⋆⋆½ out of four stars

Rated: Not rated.

Theater: St. Anthony Main.


When you first see Cornelia in “Child's Pose” — played by the astonishing Romanian actress Luminita Gheorghiu — she’s seated on a sofa, a scowl creasing her face and a cigarette burning in her hand. She bitterly recites complaints about a man. While she makes him sound like a lover, he turns out to be her only child, Barbu (Bogdan Dumitrache), which suggests that something is rotten in Bucharest, where much of the story unfolds. Written by Razvan Radulescu and directed by Calin Peter Netzer, the film is at once an allegory about the new Romania and a slice of naturalism that turns on a traffic accident that has left a boy dead and Barbu’s future in jeopardy. It sounds heavy and it is. It’s too bad that the filmmakers don’t allow an occasional breath of air into the sepulchral proceedings or ease up on the increasingly heavy-handed lessons.



Generation War

⋆⋆⋆ out of four stars

Unrated: War violence, sexuality. In subtitled German.

Theater: Lagoon.


This high-end German miniseries encourages us to view World War II not as a conflict between absolutes of good and evil, but in shades of gray, assuaging the national guilt complex of the Nazi era. Its two-part, five-hour arc concerns five prototypical, jazz-loving young Germans who enter the war as fast friends. They emerge as casualties of various kinds. Stefan Kolditz’s screenplay is as much concerned with their inner struggles as the carnage on the Eastern Front (though director Philipp Kadelbach doesn’t stint there, either).

The film is hardly a whitewash of German aggression, but its battle scenes show more empathy for the suffering of wounded Wehrmacht soldiers than their opponents. Polish resistance fighters come off worse, and the Red Army worst of all. Reactions to this exercise in revisionism may vary from sympathy, if you believe everyday Germans were also Hitler’s victims, to indignation, if you consider them his accomplices.



Elaine Stritch: Shoot Me

⋆⋆⋆½ out of four stars

Unrated: Profanity.

Theater: Lagoon.

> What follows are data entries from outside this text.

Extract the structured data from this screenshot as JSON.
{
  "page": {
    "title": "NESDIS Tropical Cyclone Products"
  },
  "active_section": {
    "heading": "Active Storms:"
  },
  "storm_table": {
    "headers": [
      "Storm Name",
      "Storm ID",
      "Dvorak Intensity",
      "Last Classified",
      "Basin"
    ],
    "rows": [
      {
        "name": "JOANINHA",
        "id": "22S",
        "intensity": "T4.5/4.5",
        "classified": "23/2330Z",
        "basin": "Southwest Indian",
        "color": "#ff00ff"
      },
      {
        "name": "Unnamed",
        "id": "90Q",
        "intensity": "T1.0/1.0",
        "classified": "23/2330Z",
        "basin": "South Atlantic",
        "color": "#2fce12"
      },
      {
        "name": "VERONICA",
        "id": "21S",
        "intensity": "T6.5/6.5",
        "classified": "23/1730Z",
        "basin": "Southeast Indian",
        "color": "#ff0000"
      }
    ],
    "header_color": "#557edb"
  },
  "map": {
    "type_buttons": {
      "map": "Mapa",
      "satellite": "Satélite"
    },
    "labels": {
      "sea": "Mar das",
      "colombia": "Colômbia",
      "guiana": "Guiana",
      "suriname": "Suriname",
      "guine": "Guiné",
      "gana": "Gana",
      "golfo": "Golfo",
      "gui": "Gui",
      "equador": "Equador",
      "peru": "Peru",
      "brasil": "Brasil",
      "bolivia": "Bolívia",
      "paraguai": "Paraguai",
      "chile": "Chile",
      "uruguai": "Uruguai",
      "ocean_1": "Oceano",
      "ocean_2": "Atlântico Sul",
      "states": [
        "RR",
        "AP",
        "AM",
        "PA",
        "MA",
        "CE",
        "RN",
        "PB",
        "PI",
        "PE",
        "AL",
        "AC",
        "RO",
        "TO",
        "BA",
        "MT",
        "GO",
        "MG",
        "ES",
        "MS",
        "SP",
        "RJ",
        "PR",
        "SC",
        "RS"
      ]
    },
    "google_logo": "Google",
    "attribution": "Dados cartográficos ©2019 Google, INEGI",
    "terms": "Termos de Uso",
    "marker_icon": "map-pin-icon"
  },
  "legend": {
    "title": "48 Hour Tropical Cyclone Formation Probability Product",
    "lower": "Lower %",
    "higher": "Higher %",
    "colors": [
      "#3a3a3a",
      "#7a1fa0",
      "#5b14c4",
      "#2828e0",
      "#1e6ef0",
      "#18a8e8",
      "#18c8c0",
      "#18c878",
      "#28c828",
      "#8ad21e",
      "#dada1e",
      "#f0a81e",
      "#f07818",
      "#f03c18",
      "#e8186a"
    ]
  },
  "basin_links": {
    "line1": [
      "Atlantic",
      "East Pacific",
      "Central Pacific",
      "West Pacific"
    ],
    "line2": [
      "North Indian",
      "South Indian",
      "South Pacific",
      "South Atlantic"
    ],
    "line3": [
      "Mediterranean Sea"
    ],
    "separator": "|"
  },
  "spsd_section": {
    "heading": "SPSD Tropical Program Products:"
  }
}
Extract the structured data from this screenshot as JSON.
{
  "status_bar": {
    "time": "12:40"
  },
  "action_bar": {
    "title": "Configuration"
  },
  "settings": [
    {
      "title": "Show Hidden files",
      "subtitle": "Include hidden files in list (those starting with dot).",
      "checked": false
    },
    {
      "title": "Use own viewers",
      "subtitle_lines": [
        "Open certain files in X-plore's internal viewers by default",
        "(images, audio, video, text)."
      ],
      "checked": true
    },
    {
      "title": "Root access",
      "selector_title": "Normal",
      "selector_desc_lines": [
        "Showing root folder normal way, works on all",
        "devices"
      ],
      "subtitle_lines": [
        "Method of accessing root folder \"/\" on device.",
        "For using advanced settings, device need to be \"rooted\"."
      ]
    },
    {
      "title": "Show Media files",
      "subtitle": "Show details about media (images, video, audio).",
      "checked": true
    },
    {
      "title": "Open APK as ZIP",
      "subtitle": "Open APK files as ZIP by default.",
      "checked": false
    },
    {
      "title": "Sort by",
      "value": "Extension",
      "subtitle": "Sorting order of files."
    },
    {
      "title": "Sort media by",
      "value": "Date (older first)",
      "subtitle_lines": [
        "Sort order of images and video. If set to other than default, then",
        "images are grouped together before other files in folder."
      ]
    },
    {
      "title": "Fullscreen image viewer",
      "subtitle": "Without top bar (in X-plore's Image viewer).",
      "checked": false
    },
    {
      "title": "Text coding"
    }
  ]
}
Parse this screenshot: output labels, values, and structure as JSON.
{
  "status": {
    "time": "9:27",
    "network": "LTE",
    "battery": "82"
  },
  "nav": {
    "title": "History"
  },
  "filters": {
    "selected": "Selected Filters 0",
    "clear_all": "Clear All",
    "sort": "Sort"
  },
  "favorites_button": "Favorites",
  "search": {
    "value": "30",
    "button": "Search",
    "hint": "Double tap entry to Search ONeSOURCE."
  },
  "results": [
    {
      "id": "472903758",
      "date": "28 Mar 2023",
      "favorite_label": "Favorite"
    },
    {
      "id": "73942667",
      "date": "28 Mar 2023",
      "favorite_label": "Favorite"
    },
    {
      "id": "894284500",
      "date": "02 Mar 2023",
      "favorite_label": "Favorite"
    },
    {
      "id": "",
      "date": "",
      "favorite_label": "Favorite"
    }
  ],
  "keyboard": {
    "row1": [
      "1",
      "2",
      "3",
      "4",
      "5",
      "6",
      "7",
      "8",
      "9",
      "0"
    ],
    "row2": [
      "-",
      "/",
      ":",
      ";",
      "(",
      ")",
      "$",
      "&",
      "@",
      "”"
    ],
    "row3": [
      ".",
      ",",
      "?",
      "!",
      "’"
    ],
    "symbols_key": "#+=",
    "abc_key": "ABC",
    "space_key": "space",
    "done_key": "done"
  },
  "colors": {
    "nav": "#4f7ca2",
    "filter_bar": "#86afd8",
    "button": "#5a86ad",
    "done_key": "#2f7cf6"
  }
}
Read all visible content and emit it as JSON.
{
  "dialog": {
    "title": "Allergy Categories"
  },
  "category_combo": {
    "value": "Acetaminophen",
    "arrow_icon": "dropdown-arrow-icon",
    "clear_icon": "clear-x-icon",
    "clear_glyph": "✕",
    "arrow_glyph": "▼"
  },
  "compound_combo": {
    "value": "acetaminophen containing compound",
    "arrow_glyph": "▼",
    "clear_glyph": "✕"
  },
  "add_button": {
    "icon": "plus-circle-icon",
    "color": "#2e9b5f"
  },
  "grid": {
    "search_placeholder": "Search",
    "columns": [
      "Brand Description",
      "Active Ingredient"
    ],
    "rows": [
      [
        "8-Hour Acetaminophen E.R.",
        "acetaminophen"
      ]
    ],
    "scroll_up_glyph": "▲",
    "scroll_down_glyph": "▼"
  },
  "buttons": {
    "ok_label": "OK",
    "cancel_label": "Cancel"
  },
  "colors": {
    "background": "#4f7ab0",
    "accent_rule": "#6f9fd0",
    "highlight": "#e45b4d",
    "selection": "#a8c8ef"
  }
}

Elaine Stritch pulls no punches in this biographical documentary, which recounts her days as a hard-drinking, high-living, combative Broadway diva, in the era before the theater district was thoroughly Disneyfied. At 87 she remains a prickly show-stopper, as you may recall from her run as Jack Donaghy's mother, Colleen, on NBC's “30 Rock” (Alec Baldwin produced this film) and her recent F-bomb on “The Today Show.” Chiemi Karasawa’s 80-minute film is admiring and unsparing, recording rehearsals and performances for Stritch’s farewell cabaret show last spring. She’s shown blowing the lyrics to Sondheim songs she made famous, and enduring a diabetic meltdown. But Stritch is her own sternest critic, and you have the feeling that only a warts-and-all portrait would satisfy her. What a tough, difficult, talented old broad.



The Face of Love

⋆⋆½ out of four stars

Rated: PG-13 for drug references.

Theater: Edina.


“The Face of Love” is patchy, but it raises such fascinating questions that it deserves to be seen. Annette Bening plays a well-off Los Angeles widow holding on to her architect husband’s memory five years after his death. Then she meets a painter (Ed Harris), a virtual clone of the man she loved. She begins a romance without telling the man the reason for her fascination with him. What she sees with her adoring eyes is a mirage, caused by emotional thirst. The presence of Robin Williams as a friendly/nosy neighbor suggests it might become a suspense film. But the movie is more concerned with the way we can use a new romantic partner to supply qualities we miss in a lost one. Writer/director Arie Posin sabotages himself with a dubious happy ending. If he’d ended with the next-to-last shot of a haunting triple portrait, he would have left us with something savory to chew on.



The Best Offer

⋆½ out of four stars

Rated: R for sexuality and graphic nudity.

Theater: St. Anthony Main.


So silly and stilted it’s almost endearing, this handsomely sub-Hitchcock romantic mystery stars Geoffrey Rush as a venal, wealthy art dealer. Obsessively avoiding intimate human contact, he regularly communes with his collection of ill-gotten masterworks, all female portraits. When a reclusive young heiress contacts him by phone to sell off her estate's furniture, he begins to fall in love with her disembodied voice, imagining her the ideal of an unattainable female beauty. The screenplay is riddled with implausibilities, not the least of which is thinking that people say “forthwith” in everyday conversation.